Perhaps Amazon and Walmart can make a healthy profit despite low margins because of the volume of sales of ordinary items, everything from batteries to electronics, DVDs, etc. Drum gear is not what I consider "an ordinary item" though. It's the kind of product which is much more "personal" and will always require much more effort to sell, and the market will always be small by comparison. So when I say that consolidation could be a good thing, I'm not thinking on the level of a large "corporation" but rather mid-size specialist chains or larger single stores that do internet sales as well. Seems to work for PMT in the UK and Memphis Drum Shop as well as others in the USA.
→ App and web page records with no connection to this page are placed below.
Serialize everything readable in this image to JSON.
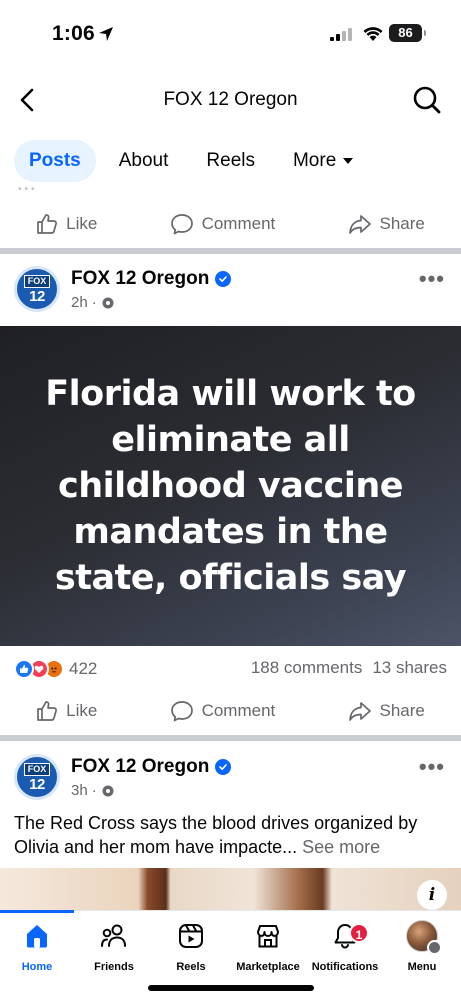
{
  "status_bar": {
    "time": "1:06",
    "battery": "86"
  },
  "header": {
    "title": "FOX 12 Oregon"
  },
  "tabs": [
    {
      "label": "Posts",
      "active": true
    },
    {
      "label": "About"
    },
    {
      "label": "Reels"
    },
    {
      "label": "More"
    }
  ],
  "actions": {
    "like": "Like",
    "comment": "Comment",
    "share": "Share"
  },
  "posts": [
    {
      "author": "FOX 12 Oregon",
      "avatar_text_top": "FOX",
      "avatar_text_num": "12",
      "time": "2h",
      "headline": "Florida will work to eliminate all childhood vaccine mandates in the state, officials say",
      "reactions_count": "422",
      "comments": "188 comments",
      "shares": "13 shares"
    },
    {
      "author": "FOX 12 Oregon",
      "avatar_text_top": "FOX",
      "avatar_text_num": "12",
      "time": "3h",
      "caption": "The Red Cross says the blood drives organized by Olivia and her mom have impacte...",
      "see_more": "See more",
      "info_label": "i"
    }
  ],
  "bottom_nav": [
    {
      "label": "Home",
      "active": true,
      "icon": "home-icon"
    },
    {
      "label": "Friends",
      "icon": "friends-icon"
    },
    {
      "label": "Reels",
      "icon": "reels-icon"
    },
    {
      "label": "Marketplace",
      "icon": "marketplace-icon"
    },
    {
      "label": "Notifications",
      "icon": "bell-icon",
      "badge": "1"
    },
    {
      "label": "Menu",
      "icon": "profile-avatar"
    }
  ],
  "colors": {
    "accent": "#0866ff",
    "badge": "#e41e3f",
    "muted": "#65676b"
  }
}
On a final note, I think consumers need to ease up a little in regards to prices. Trying to always get the best possible deal is detrimental to the business that provides the gear we love. 20€ more or less for a new drum kit is negligable over the long term, except for the least well off amongst us. A few cents more for some heads or sticks, is it really going to make a big difference to us?However, that exta 3% off the sale price each time can perhaps mean the difference between breaking even or going bust for a retailer. I'm tight when it comes to certain things, but for drum gear I don't like going into scrooge mode. And I say that as one of the "less well off" (I have the payslip to back up that claim!).
 

Mike Stand

Silver Member
I just had another thought... (this thread has really got me going)

We are really spoilt for choice of gear today compared to 20 years ago.

What if this choice has contributed to the decline of drumshops?

Just think, a drummer goes into a store that's well stocked with both the Remo and Evans range. The guy says "sorry, I use Aquarian"... it would have to be a special order so the guy decides to order online because it's quicker and cheaper. Or even worse, a drummer goes into a store and wants a Zildjian Avedis crash cymbal. The store has a whole range of Avedis crash cymbals... but not the one the Customer is looking for. That's a lot of expensive stock sitting on the shelves that the retailer needs to sell, but it's still not enough to convert most shoppers into buying customers.

Admit it, we're a difficult bunch at times. The industry has developed an enormous number of different products to satisfy our every little desire for the perfect gear that fits our personal taste.

How can a respectably stocked shop survive if perhaps even half of the potential customers don't want what's in stock? And it is simply not possible for any single retailer to have everything in stock without overextending themselves financially. Must have been much easier back in the day when the choice was just Remo Ambassador or Emperor or Pinstripe, or the Evans equivalent. Same with cymbals...

Next time you browse your an internet retailer site just take in how much choice there is. If I want to order a drumhead online, it takes about 10 to 15 clicks just to get to the right page...
 
Top